Part 2 of My Interview with Poet Arlene Ang

Welcome to Part 2 of my interview with Arlene Ang.

I was reading over her answers to the second part of our interview, and it donned on me where else I had heard of Arlene, and it was Poems Niederngasse, which published a poem of mine in 2004. Check out Sacrifice if you are interested.

However, this is not about me, it’s about Arlene, so without further ado, let me welcome Arlene back to Savvy Verse & Wit

4. Have you edited for other magazines? And are the processes and atmospheres similar at those magazines to those at Pedestal?

Before coming to Pedestal Magazine, I was editor of Niederngasse Italian for some years. Presently, I’m also one of the Press 1 editors — more webmistress than editor actually since Valerie Fox and Phyllis Wat do most of the paper/legwork.

Editing for Pedestal is certainly different pace-wise. I find that I have to read submissions every day or get behind. When I was editor for Niederngasse Italian, I remember having to solicit poems for every issue because otherwise there wouldn’t have been any issue. Pedestal has a sleek, businesslike atmosphere. I love the database, sorting out the submissions like a postal worker (one of my dream jobs). When I’m on duty, it feels like a real job behind a real cubicle. No chitchat with co-workers, just 100% concentration.

With Press 1, we’re pretty lax. We discuss the poems we receive and take votes. Oftentimes we’re late, too. The only time, I think, that a Pedestal issue came out late was because the server got hacked.

5. If you were to describe your writing what 5 buzzwords would you choose? And could you elaborate on what those buzzwords mean to you and why they describe your work?

Difficult question. Like standing in front of the mirror and wondering which shoes go better with your dress.

Versatile is the first word that comes to mind. A friend said that, not me, because I like to try different genres from traditional forms to prose poems to photoetry. Photoetry is just how I coined the marriage of photography and poetry. There’s probably an official literary term for it. I did a couple ages ago: Like Turned Tables and Like Electricity.

Evolving. At least that’s how it feels. At some point I broke off from the straight narrative road and entered the Twilight Zone.

Godless. After thirteen years in a Catholic school, it’s hard not to be. It probably shows in my writing.

Experimental. Sometimes I actually imagine myself putting on a lab coat when I write and start poking into bodies and language that shouldn’t concern me.

Inventive. Maybe. I like to think of ways on how to lure in the reader.

6. Do you have any obsessions you would like to share?

Obsessions are my passion. My updated list includes (in alphabetical order) computer games, death, drink, food, mutation, Sims 3, and Tom Waits.

I also get obsessed with words or ideas.

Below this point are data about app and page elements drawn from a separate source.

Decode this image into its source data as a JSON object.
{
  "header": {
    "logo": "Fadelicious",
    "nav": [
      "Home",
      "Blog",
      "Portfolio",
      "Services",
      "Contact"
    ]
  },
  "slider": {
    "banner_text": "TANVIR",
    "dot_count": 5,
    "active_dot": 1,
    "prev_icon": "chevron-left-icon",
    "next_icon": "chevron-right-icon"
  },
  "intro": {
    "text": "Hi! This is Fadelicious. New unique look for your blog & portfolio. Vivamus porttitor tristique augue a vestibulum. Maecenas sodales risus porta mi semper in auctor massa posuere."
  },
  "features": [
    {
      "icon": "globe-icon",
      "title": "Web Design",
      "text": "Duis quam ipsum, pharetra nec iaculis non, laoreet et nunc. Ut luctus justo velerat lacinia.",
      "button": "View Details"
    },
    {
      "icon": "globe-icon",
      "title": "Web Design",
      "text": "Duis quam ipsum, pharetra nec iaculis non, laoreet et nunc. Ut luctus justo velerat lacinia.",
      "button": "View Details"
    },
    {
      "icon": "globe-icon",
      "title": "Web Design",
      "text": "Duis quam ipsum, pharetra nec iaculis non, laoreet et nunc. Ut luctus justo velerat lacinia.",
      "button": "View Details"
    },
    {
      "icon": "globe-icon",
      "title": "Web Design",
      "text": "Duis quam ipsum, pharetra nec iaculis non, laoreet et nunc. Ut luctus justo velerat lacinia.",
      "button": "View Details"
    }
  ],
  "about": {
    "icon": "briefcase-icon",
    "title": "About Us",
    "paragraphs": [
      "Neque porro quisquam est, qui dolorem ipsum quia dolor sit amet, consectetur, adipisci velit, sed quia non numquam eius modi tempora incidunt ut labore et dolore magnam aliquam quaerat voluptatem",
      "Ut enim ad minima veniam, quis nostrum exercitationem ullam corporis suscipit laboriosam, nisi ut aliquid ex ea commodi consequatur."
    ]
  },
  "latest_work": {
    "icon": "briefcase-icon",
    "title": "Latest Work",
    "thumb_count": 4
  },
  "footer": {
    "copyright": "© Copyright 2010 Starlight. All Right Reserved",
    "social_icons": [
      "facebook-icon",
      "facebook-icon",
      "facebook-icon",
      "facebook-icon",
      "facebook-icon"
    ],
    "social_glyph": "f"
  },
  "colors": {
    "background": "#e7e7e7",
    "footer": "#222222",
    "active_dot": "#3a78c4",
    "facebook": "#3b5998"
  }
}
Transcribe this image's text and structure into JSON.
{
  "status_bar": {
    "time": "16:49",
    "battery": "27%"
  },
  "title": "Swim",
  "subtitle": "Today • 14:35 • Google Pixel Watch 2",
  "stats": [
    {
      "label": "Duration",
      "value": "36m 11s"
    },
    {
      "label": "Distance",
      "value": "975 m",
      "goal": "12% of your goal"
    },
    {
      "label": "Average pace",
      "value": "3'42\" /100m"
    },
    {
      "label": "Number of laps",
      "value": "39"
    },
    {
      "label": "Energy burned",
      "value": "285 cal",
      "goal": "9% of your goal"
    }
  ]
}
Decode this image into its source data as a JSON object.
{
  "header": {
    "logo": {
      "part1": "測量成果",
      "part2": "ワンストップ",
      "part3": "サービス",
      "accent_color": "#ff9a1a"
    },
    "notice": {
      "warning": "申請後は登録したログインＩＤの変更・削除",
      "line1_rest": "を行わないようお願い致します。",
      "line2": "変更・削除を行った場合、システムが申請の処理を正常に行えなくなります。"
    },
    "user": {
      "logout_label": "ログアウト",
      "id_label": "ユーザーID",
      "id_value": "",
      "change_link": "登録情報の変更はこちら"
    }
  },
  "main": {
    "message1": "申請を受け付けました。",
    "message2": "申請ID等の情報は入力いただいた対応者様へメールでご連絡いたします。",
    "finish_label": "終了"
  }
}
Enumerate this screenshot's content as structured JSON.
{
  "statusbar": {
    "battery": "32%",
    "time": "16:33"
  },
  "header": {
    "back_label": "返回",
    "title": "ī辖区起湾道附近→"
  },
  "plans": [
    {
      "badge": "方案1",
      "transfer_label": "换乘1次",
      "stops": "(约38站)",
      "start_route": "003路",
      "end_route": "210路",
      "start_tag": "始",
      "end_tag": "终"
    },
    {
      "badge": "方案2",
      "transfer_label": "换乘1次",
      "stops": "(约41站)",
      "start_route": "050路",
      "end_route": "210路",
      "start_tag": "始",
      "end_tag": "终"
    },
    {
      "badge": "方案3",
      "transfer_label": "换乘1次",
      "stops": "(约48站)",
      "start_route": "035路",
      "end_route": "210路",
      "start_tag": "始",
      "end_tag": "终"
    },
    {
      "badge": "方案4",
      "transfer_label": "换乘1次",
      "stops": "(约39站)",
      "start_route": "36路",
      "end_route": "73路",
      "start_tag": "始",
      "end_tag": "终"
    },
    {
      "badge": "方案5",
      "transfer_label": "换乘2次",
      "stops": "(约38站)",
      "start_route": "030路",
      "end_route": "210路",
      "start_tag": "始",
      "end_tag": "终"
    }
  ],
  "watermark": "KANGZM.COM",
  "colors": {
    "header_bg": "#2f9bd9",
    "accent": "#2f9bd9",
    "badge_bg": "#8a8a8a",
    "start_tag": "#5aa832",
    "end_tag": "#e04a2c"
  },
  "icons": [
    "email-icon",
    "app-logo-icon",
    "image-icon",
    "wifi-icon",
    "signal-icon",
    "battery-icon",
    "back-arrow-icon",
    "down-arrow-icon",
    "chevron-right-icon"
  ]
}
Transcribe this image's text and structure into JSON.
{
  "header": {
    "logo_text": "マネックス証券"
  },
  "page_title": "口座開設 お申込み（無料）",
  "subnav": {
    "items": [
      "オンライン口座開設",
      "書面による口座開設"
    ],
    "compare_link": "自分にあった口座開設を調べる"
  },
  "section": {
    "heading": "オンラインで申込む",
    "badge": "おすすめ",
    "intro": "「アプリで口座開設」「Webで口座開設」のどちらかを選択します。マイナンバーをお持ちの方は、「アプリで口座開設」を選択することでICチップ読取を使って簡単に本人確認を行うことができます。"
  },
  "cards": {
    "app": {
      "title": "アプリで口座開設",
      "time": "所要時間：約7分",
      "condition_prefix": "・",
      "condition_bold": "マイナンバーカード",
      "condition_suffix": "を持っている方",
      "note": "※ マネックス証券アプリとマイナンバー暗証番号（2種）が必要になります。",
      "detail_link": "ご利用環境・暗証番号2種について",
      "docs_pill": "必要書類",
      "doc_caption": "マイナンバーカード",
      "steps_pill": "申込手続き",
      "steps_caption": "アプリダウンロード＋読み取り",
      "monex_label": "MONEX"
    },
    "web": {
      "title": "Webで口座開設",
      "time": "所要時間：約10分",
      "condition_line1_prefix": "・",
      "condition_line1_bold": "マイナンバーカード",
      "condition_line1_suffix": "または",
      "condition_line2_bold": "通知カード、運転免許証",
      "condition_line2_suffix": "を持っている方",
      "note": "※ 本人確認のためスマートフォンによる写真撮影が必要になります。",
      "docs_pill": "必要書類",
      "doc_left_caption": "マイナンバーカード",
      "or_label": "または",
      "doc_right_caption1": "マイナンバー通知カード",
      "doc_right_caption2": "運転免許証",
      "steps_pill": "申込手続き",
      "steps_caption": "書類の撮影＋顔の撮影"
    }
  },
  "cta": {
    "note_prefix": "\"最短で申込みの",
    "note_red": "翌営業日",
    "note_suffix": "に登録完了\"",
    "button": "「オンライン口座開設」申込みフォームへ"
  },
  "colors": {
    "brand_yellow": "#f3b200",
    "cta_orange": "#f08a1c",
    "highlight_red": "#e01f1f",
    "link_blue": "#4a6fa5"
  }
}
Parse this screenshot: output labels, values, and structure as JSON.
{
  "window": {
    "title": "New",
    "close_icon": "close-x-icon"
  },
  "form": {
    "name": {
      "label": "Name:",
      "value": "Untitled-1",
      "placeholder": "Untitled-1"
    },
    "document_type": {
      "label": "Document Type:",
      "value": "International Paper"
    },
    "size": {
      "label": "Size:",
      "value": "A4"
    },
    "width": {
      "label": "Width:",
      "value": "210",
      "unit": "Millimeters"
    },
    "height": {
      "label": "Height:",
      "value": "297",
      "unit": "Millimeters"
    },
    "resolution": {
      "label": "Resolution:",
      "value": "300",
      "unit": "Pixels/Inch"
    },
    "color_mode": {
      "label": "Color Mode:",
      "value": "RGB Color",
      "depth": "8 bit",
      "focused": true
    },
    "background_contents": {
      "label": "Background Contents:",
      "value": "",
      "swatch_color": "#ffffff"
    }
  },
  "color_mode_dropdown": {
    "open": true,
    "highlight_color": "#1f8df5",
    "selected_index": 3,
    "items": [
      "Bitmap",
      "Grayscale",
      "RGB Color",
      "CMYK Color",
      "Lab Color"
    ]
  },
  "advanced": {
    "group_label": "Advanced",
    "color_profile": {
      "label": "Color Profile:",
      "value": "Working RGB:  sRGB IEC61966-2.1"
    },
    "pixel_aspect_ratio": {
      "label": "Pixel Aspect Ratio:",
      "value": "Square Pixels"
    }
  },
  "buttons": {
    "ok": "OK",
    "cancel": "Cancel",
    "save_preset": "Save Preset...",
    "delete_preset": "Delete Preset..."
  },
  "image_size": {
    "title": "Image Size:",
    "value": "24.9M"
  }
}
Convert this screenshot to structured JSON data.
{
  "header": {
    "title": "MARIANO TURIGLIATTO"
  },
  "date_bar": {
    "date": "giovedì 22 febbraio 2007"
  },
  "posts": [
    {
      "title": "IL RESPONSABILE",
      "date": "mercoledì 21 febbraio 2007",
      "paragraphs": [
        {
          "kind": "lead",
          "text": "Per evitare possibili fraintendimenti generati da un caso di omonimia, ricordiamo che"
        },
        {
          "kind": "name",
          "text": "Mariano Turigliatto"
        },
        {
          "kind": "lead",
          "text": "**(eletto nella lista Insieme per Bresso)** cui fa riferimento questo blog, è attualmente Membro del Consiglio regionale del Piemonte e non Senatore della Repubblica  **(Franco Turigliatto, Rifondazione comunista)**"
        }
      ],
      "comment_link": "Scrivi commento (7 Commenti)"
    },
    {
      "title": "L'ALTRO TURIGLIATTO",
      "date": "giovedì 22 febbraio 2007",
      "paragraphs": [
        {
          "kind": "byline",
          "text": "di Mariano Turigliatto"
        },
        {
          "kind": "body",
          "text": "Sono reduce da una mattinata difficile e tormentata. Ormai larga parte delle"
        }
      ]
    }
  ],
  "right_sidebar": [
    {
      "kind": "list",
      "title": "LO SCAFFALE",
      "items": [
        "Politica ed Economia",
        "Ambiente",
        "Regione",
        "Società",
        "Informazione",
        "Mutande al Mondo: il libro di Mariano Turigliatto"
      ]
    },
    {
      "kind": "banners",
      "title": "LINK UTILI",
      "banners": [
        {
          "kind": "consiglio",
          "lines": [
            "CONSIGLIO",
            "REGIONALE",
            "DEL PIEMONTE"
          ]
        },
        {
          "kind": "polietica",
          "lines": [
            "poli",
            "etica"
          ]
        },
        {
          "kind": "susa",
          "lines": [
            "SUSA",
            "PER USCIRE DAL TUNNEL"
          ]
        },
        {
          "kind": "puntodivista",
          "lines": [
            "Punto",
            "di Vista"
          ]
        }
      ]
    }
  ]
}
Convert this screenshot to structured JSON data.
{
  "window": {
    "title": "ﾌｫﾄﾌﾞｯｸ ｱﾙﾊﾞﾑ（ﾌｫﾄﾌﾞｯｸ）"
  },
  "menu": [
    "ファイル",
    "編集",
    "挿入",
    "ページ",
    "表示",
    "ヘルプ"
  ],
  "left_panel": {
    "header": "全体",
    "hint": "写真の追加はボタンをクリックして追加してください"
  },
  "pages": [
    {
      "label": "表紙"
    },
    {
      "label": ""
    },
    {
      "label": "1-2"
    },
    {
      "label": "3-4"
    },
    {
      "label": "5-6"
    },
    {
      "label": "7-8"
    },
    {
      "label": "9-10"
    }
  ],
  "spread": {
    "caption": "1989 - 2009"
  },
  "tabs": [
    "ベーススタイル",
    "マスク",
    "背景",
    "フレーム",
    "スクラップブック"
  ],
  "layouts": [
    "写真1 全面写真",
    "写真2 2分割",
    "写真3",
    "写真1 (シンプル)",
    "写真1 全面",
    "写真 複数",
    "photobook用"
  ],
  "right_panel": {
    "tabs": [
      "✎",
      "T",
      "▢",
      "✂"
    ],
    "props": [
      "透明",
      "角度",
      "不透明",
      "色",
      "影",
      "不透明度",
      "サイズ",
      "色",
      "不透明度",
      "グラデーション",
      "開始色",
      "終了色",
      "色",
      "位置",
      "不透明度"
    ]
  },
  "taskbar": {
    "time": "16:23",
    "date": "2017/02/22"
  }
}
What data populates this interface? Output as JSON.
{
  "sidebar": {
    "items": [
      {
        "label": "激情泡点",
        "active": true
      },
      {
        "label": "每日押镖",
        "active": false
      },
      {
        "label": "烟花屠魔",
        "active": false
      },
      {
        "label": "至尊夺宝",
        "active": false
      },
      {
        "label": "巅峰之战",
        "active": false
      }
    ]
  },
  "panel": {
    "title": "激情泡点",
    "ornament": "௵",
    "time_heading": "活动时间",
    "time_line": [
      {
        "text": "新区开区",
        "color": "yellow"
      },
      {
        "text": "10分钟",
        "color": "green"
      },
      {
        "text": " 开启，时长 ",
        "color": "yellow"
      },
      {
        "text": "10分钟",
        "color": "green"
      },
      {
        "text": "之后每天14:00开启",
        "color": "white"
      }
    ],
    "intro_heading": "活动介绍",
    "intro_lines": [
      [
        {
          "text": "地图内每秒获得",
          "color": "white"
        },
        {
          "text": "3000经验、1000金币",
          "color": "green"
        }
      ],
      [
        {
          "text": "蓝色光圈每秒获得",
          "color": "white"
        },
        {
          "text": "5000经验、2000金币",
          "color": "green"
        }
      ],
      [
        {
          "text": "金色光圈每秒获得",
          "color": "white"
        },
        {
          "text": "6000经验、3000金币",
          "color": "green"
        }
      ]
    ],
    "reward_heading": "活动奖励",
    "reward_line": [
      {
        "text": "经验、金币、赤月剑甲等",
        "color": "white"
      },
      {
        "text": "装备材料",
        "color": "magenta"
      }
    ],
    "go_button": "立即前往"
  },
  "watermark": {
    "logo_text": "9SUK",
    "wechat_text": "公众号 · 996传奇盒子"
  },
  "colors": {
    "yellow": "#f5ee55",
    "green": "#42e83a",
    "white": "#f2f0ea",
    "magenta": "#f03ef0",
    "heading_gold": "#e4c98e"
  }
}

This month is eye-patch month and hermit crabs. Last year was amputation, gorilla suit, and shipwreck year. Like with songs I love, I just keep repeating the words or concepts in my writing until I get bored and move on to another subject. I’m worse than a virus.